[ACTIVITY] Set the data down again, word for word, as it appears below.

[ENTRIES SHOWN]

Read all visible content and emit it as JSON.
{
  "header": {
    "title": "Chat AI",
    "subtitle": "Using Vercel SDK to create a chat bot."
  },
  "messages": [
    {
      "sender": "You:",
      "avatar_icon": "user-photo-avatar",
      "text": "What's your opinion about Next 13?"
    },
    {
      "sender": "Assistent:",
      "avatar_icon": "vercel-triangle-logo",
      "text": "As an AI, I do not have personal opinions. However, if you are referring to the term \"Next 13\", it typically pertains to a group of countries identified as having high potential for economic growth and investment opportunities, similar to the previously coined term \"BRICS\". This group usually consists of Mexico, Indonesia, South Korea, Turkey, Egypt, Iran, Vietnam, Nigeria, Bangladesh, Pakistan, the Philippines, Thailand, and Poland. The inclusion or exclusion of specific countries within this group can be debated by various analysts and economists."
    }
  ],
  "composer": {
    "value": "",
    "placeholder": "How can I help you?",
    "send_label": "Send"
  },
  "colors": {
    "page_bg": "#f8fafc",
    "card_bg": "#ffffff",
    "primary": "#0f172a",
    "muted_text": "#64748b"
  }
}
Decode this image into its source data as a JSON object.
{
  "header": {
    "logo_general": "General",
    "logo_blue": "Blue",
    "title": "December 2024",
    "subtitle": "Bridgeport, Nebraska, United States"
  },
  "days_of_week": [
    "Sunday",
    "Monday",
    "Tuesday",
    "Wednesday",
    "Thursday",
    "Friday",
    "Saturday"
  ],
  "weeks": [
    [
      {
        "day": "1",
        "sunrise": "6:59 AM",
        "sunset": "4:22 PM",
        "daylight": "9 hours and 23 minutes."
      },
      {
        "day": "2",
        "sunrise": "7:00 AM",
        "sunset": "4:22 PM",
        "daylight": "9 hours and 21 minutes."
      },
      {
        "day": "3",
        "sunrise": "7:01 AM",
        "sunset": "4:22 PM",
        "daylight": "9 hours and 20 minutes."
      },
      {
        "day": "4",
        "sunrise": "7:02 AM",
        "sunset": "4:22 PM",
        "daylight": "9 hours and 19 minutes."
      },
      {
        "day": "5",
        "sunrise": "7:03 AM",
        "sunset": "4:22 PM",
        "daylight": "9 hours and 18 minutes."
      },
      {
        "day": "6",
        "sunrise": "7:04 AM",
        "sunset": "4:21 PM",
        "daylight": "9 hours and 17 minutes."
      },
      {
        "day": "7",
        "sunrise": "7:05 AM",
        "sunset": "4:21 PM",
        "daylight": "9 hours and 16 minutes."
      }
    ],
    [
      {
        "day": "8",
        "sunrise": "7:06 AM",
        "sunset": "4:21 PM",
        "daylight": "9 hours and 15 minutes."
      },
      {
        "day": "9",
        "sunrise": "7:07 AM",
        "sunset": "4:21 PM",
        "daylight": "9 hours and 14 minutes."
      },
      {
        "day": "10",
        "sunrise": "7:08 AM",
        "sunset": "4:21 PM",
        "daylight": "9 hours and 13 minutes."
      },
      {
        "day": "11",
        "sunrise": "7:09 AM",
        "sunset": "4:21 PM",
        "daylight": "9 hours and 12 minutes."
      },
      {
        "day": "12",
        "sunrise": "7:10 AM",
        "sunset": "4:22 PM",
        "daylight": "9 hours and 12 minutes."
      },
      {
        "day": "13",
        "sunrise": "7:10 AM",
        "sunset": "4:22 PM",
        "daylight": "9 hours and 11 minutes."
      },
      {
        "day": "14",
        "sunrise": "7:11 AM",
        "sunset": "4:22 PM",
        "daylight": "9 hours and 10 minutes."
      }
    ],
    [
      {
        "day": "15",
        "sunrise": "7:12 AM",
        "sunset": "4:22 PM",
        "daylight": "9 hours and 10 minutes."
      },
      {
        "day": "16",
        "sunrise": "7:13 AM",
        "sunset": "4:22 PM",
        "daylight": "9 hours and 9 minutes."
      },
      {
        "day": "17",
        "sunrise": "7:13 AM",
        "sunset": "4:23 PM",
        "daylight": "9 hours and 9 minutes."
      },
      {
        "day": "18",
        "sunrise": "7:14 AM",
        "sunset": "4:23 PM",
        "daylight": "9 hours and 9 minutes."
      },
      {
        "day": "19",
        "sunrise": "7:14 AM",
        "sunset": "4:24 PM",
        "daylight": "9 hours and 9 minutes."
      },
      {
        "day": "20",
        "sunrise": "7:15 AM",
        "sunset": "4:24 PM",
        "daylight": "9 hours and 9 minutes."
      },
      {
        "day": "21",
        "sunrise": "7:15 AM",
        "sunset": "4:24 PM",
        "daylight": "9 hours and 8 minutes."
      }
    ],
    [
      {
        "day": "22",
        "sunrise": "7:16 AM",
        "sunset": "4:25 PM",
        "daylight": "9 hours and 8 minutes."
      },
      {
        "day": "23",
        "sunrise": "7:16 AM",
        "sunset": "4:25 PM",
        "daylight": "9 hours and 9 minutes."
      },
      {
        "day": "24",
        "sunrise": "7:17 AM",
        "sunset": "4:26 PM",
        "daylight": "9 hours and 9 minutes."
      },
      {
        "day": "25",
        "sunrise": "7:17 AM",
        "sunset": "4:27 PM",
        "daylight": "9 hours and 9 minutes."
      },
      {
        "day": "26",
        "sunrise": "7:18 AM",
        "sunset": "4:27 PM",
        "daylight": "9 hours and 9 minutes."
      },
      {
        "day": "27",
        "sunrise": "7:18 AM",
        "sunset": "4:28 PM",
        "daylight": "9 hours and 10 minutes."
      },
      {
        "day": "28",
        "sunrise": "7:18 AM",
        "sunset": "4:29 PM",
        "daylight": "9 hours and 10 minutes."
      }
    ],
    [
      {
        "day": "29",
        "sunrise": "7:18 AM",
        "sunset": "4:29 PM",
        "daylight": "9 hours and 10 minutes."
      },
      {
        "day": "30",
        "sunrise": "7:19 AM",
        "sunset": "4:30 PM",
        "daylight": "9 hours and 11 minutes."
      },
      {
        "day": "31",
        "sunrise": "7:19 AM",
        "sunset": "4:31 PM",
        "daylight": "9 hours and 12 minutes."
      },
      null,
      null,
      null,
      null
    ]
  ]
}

[SOLUTION TO THE EXERCISE]
Read all visible content and emit it as JSON.
{
  "header": {
    "title": "Chat AI",
    "subtitle": "Using Vercel SDK to create a chat bot."
  },
  "messages": [
    {
      "sender": "You:",
      "avatar_icon": "user-photo-avatar",
      "text": "What's your opinion about Next 13?"
    },
    {
      "sender": "Assistent:",
      "avatar_icon": "vercel-triangle-logo",
      "text": "As an AI, I do not have personal opinions. However, if you are referring to the term \"Next 13\", it typically pertains to a group of countries identified as having high potential for economic growth and investment opportunities, similar to the previously coined term \"BRICS\". This group usually consists of Mexico, Indonesia, South Korea, Turkey, Egypt, Iran, Vietnam, Nigeria, Bangladesh, Pakistan, the Philippines, Thailand, and Poland. The inclusion or exclusion of specific countries within this group can be debated by various analysts and economists."
    }
  ],
  "composer": {
    "value": "",
    "placeholder": "How can I help you?",
    "send_label": "Send"
  },
  "colors": {
    "page_bg": "#f8fafc",
    "card_bg": "#ffffff",
    "primary": "#0f172a",
    "muted_text": "#64748b"
  }
}
Decode this image into its source data as a JSON object.
{
  "header": {
    "logo_general": "General",
    "logo_blue": "Blue",
    "title": "December 2024",
    "subtitle": "Bridgeport, Nebraska, United States"
  },
  "days_of_week": [
    "Sunday",
    "Monday",
    "Tuesday",
    "Wednesday",
    "Thursday",
    "Friday",
    "Saturday"
  ],
  "weeks": [
    [
      {
        "day": "1",
        "sunrise": "6:59 AM",
        "sunset": "4:22 PM",
        "daylight": "9 hours and 23 minutes."
      },
      {
        "day": "2",
        "sunrise": "7:00 AM",
        "sunset": "4:22 PM",
        "daylight": "9 hours and 21 minutes."
      },
      {
        "day": "3",
        "sunrise": "7:01 AM",
        "sunset": "4:22 PM",
        "daylight": "9 hours and 20 minutes."
      },
      {
        "day": "4",
        "sunrise": "7:02 AM",
        "sunset": "4:22 PM",
        "daylight": "9 hours and 19 minutes."
      },
      {
        "day": "5",
        "sunrise": "7:03 AM",
        "sunset": "4:22 PM",
        "daylight": "9 hours and 18 minutes."
      },
      {
        "day": "6",
        "sunrise": "7:04 AM",
        "sunset": "4:21 PM",
        "daylight": "9 hours and 17 minutes."
      },
      {
        "day": "7",
        "sunrise": "7:05 AM",
        "sunset": "4:21 PM",
        "daylight": "9 hours and 16 minutes."
      }
    ],
    [
      {
        "day": "8",
        "sunrise": "7:06 AM",
        "sunset": "4:21 PM",
        "daylight": "9 hours and 15 minutes."
      },
      {
        "day": "9",
        "sunrise": "7:07 AM",
        "sunset": "4:21 PM",
        "daylight": "9 hours and 14 minutes."
      },
      {
        "day": "10",
        "sunrise": "7:08 AM",
        "sunset": "4:21 PM",
        "daylight": "9 hours and 13 minutes."
      },
      {
        "day": "11",
        "sunrise": "7:09 AM",
        "sunset": "4:21 PM",
        "daylight": "9 hours and 12 minutes."
      },
      {
        "day": "12",
        "sunrise": "7:10 AM",
        "sunset": "4:22 PM",
        "daylight": "9 hours and 12 minutes."
      },
      {
        "day": "13",
        "sunrise": "7:10 AM",
        "sunset": "4:22 PM",
        "daylight": "9 hours and 11 minutes."
      },
      {
        "day": "14",
        "sunrise": "7:11 AM",
        "sunset": "4:22 PM",
        "daylight": "9 hours and 10 minutes."
      }
    ],
    [
      {
        "day": "15",
        "sunrise": "7:12 AM",
        "sunset": "4:22 PM",
        "daylight": "9 hours and 10 minutes."
      },
      {
        "day": "16",
        "sunrise": "7:13 AM",
        "sunset": "4:22 PM",
        "daylight": "9 hours and 9 minutes."
      },
      {
        "day": "17",
        "sunrise": "7:13 AM",
        "sunset": "4:23 PM",
        "daylight": "9 hours and 9 minutes."
      },
      {
        "day": "18",
        "sunrise": "7:14 AM",
        "sunset": "4:23 PM",
        "daylight": "9 hours and 9 minutes."
      },
      {
        "day": "19",
        "sunrise": "7:14 AM",
        "sunset": "4:24 PM",
        "daylight": "9 hours and 9 minutes."
      },
      {
        "day": "20",
        "sunrise": "7:15 AM",
        "sunset": "4:24 PM",
        "daylight": "9 hours and 9 minutes."
      },
      {
        "day": "21",
        "sunrise": "7:15 AM",
        "sunset": "4:24 PM",
        "daylight": "9 hours and 8 minutes."
      }
    ],
    [
      {
        "day": "22",
        "sunrise": "7:16 AM",
        "sunset": "4:25 PM",
        "daylight": "9 hours and 8 minutes."
      },
      {
        "day": "23",
        "sunrise": "7:16 AM",
        "sunset": "4:25 PM",
        "daylight": "9 hours and 9 minutes."
      },
      {
        "day": "24",
        "sunrise": "7:17 AM",
        "sunset": "4:26 PM",
        "daylight": "9 hours and 9 minutes."
      },
      {
        "day": "25",
        "sunrise": "7:17 AM",
        "sunset": "4:27 PM",
        "daylight": "9 hours and 9 minutes."
      },
      {
        "day": "26",
        "sunrise": "7:18 AM",
        "sunset": "4:27 PM",
        "daylight": "9 hours and 9 minutes."
      },
      {
        "day": "27",
        "sunrise": "7:18 AM",
        "sunset": "4:28 PM",
        "daylight": "9 hours and 10 minutes."
      },
      {
        "day": "28",
        "sunrise": "7:18 AM",
        "sunset": "4:29 PM",
        "daylight": "9 hours and 10 minutes."
      }
    ],
    [
      {
        "day": "29",
        "sunrise": "7:18 AM",
        "sunset": "4:29 PM",
        "daylight": "9 hours and 10 minutes."
      },
      {
        "day": "30",
        "sunrise": "7:19 AM",
        "sunset": "4:30 PM",
        "daylight": "9 hours and 11 minutes."
      },
      {
        "day": "31",
        "sunrise": "7:19 AM",
        "sunset": "4:31 PM",
        "daylight": "9 hours and 12 minutes."
      },
      null,
      null,
      null,
      null
    ]
  ]
}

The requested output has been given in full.